Assigned task: Only the lines holding the word "Microsoft" are wanted; copy each of them from the listing.

Task inputs:
——————
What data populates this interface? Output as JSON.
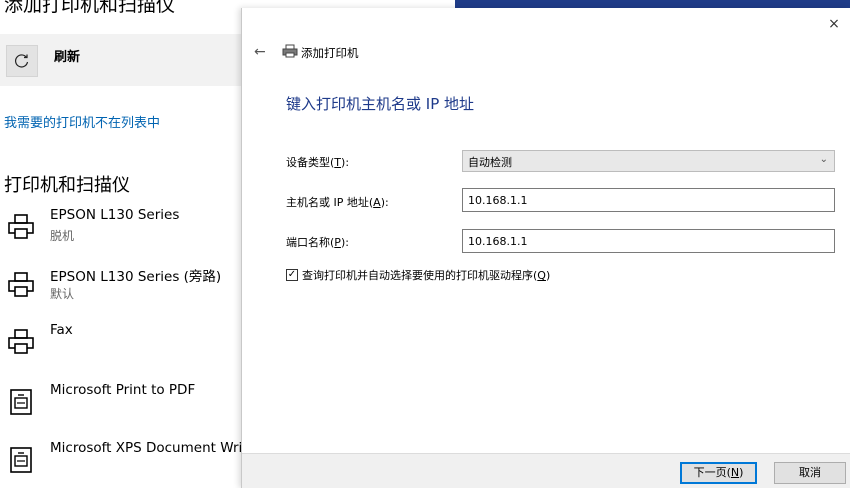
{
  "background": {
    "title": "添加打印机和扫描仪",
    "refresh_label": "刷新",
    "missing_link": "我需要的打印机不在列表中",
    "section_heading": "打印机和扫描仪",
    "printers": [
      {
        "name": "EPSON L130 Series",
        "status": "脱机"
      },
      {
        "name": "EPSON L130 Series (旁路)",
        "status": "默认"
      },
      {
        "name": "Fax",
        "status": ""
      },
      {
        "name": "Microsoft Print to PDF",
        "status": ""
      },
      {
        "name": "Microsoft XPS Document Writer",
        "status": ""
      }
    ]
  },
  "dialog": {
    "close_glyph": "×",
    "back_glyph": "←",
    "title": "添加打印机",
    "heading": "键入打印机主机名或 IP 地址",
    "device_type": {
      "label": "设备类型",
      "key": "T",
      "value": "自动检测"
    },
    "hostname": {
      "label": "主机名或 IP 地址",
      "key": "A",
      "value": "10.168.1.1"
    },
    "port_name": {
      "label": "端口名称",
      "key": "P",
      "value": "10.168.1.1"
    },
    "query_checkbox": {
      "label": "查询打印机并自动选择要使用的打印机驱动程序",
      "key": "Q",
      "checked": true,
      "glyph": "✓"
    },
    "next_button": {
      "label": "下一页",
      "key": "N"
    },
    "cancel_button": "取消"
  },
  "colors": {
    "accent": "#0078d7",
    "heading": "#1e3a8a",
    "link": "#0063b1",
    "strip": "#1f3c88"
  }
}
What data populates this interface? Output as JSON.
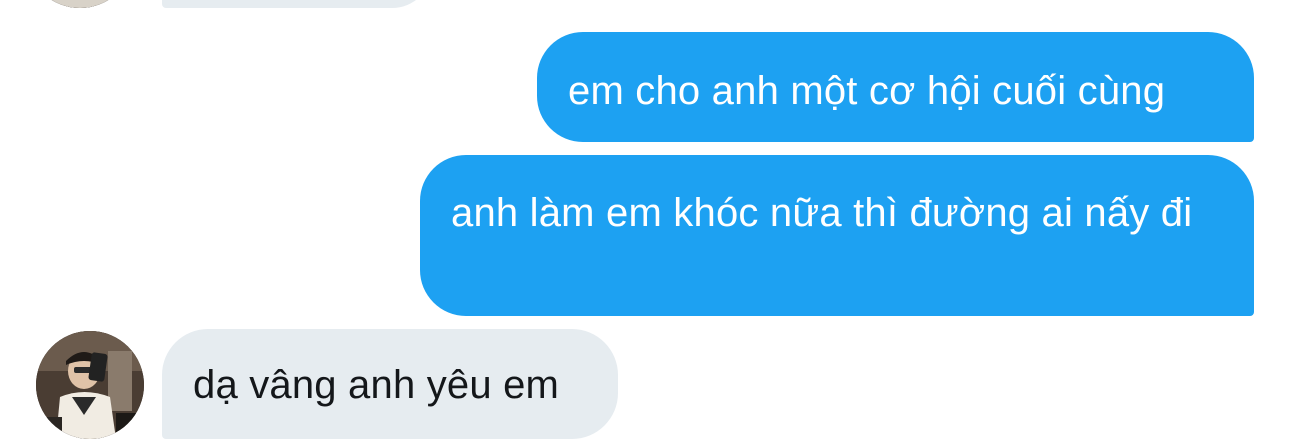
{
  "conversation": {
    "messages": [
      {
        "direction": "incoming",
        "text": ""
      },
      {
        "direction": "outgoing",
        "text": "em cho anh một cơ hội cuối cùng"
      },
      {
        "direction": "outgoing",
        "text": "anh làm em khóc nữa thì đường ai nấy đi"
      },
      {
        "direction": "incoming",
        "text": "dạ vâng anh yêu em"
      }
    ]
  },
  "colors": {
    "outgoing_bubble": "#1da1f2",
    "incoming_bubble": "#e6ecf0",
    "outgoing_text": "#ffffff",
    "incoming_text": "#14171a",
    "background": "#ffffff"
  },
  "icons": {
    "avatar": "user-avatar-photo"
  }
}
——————
Solved problem:
        "name": "Microsoft Print to PDF",
        "name": "Microsoft XPS Document Writer",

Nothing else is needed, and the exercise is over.